There’s someone running across a field. The eerie silence can be interpreted as a sign that there is something wrong. At the same time, you hear the sound of a missile. The explosion is visible in the distance. Panic strikes for just a second.
You feel like you are watching a movie about war, except that it isn’t.
It’s a real clip from the Russian invasion of Ukraine, and these videos are not hard to find at all. The videos show what’s happening to the real war victims, including children and other civilians. It’s a testament once again to the real power and value of social media. It’s a platform that is not afraid to shy away from the reality of war and the atrocities of the invasion.
In the short history of Twitter (which debuted about 15 years ago), there’s never been such a proliferation of video clips from a specific group of people in this short of a time period, and that has impacted the world so dramatically.

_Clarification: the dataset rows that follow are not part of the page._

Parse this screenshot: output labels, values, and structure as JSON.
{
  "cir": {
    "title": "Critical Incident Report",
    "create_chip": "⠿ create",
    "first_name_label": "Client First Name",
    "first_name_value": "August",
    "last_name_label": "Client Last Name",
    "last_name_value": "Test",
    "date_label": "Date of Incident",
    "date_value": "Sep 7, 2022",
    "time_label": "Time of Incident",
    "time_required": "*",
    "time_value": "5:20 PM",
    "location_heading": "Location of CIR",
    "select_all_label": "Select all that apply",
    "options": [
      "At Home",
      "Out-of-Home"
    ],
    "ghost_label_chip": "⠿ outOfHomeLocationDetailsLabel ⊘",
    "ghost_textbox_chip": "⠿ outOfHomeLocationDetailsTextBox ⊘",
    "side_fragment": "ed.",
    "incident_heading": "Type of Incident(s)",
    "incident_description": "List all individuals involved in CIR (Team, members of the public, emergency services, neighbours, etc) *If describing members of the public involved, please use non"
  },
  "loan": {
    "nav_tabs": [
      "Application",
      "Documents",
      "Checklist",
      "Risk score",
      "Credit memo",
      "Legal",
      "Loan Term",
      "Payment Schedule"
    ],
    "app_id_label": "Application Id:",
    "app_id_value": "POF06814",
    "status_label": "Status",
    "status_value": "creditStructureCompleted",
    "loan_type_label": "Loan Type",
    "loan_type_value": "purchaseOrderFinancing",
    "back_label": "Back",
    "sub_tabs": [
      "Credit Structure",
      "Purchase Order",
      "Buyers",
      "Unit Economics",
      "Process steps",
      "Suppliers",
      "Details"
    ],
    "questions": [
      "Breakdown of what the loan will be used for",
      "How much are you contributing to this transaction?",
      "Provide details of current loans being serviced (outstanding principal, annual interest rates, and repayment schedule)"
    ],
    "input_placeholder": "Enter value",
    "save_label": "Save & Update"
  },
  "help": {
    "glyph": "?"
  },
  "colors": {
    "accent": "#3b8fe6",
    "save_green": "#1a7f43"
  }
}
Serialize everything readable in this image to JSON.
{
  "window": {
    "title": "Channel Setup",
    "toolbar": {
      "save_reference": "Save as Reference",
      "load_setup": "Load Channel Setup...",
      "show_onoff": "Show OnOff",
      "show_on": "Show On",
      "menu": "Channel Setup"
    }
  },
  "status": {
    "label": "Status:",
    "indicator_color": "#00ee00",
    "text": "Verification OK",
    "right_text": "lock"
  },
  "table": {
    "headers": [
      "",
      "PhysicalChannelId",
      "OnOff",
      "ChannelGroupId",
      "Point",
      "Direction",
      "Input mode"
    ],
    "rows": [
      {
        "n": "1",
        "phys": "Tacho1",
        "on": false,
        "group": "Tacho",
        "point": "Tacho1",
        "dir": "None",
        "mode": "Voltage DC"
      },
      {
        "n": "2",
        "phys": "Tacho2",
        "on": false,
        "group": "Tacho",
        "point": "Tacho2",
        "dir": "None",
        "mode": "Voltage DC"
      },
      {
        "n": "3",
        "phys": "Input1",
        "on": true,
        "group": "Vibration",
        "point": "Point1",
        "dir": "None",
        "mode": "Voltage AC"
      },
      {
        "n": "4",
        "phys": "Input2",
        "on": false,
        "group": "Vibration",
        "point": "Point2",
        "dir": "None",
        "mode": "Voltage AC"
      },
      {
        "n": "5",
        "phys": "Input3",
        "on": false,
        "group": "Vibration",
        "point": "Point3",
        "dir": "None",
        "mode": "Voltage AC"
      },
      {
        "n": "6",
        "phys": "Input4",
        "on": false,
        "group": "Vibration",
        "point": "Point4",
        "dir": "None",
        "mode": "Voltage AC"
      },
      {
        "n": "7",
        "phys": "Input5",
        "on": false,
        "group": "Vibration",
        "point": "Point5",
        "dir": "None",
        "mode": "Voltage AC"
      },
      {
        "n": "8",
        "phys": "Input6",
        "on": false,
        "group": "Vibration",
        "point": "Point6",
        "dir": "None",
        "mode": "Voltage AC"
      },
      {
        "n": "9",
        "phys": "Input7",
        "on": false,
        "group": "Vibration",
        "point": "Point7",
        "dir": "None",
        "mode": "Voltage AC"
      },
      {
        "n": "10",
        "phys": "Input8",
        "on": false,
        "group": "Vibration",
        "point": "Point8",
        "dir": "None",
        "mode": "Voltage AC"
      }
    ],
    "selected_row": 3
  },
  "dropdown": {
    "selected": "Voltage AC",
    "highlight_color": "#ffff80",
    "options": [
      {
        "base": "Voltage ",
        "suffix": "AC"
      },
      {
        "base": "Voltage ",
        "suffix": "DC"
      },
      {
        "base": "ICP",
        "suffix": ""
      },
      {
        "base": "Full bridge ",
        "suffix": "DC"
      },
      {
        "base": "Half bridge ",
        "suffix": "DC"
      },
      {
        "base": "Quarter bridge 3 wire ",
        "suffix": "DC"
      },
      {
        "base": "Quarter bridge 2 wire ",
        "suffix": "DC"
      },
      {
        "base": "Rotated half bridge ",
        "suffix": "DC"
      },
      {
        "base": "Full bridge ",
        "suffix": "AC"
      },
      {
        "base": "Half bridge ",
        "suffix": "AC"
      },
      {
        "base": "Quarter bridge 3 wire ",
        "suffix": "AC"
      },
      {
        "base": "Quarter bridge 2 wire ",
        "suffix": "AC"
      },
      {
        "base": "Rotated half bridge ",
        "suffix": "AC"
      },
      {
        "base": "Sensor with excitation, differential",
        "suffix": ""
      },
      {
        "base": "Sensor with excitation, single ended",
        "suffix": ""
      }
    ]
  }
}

Since Russia invaded Ukraine in recent times, clips have started appearing one after another. It’s now at the point where the images and videos are impossible to overlook, if you spend any time online at all. Here’s just one example that shows the devastation in UkraineWarning: Some images may be distressing. Scrolling through this feed reveals exactly how powerful social media has become, because we can’t shield our eyes from it.
Here is an example of how Vladimir Putin, Russian President, might have misunderstood social media’s power over the past few weeks. Everyone around the globe (except Russia where they are banned) has seen these videos and images.
You could make the case that all of the propaganda and misinformation being disseminated about the “real” purpose of the war, or the “true intentions” of the Russian military, are completely obliterated with a few Twitter posts showing what is actually happening.
That’s a rarity in the short history of social media, which has become known for political hate-speech and influencer marketing more than anything. What we’re really talking about here is a shift where social media has played an actual, legitimate role in helping people understand what has been happening and what life is like on the ground in this war-torn area.
One example: Feed My Starving Children, an organization that sends meals to homeless children in Ukraine has sent 1.5 million meals. They also plan on sending another 2 million.
The organization doesn’t have to make a case that there is a massive need, since social media has made that abundantly clear. You can see that there is a demand by just looking at Twitter. This makes Instagram seem less valuable. This app, and its many users, seem to be unaware of the global crisis.
It is hard to imagine that other humanitarian organizations would not be able convince the public of the urgency and need for aid. You can find all the information you need on Twitter by searching #ukraine.
That’s something Putin probably could not have predicted. It is now unclear if social media will impact humanitarian aid, resolving the global emergency or whether unfiltered access truly makes a difference.